--- START ---

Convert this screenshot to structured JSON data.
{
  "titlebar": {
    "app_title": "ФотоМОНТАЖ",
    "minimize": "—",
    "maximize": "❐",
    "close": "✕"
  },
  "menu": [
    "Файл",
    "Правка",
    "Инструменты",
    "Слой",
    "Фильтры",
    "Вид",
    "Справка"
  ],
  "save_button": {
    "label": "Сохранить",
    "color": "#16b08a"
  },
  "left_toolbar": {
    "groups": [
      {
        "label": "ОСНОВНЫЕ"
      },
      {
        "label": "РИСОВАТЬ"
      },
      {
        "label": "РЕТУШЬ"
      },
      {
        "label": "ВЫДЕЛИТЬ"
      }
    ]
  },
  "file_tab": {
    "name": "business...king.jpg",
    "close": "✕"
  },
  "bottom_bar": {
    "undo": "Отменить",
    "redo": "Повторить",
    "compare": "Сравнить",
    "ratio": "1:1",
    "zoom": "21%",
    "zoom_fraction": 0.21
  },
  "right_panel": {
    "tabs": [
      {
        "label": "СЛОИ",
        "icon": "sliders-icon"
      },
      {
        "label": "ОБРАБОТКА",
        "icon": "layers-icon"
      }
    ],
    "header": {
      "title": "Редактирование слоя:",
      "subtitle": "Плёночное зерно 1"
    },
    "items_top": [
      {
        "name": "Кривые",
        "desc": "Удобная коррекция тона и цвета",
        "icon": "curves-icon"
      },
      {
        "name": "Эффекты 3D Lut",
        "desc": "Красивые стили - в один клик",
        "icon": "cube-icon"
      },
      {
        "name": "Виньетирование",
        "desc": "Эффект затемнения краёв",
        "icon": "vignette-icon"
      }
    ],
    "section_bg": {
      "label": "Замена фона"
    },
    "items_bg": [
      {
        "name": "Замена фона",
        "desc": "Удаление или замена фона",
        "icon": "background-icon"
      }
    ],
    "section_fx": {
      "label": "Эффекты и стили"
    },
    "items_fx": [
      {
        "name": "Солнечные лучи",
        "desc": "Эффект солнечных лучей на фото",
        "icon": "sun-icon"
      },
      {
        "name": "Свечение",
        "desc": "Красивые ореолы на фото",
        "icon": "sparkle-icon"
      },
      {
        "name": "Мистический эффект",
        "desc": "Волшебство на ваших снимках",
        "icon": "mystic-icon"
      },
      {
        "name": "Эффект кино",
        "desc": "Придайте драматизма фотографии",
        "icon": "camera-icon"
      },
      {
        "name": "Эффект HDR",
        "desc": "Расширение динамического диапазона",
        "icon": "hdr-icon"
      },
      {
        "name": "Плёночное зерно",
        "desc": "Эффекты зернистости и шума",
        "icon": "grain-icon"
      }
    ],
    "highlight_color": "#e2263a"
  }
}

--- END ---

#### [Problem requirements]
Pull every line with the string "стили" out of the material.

#### [Response to the task]
        "desc": "Красивые стили - в один клик",
      "label": "Эффекты и стили"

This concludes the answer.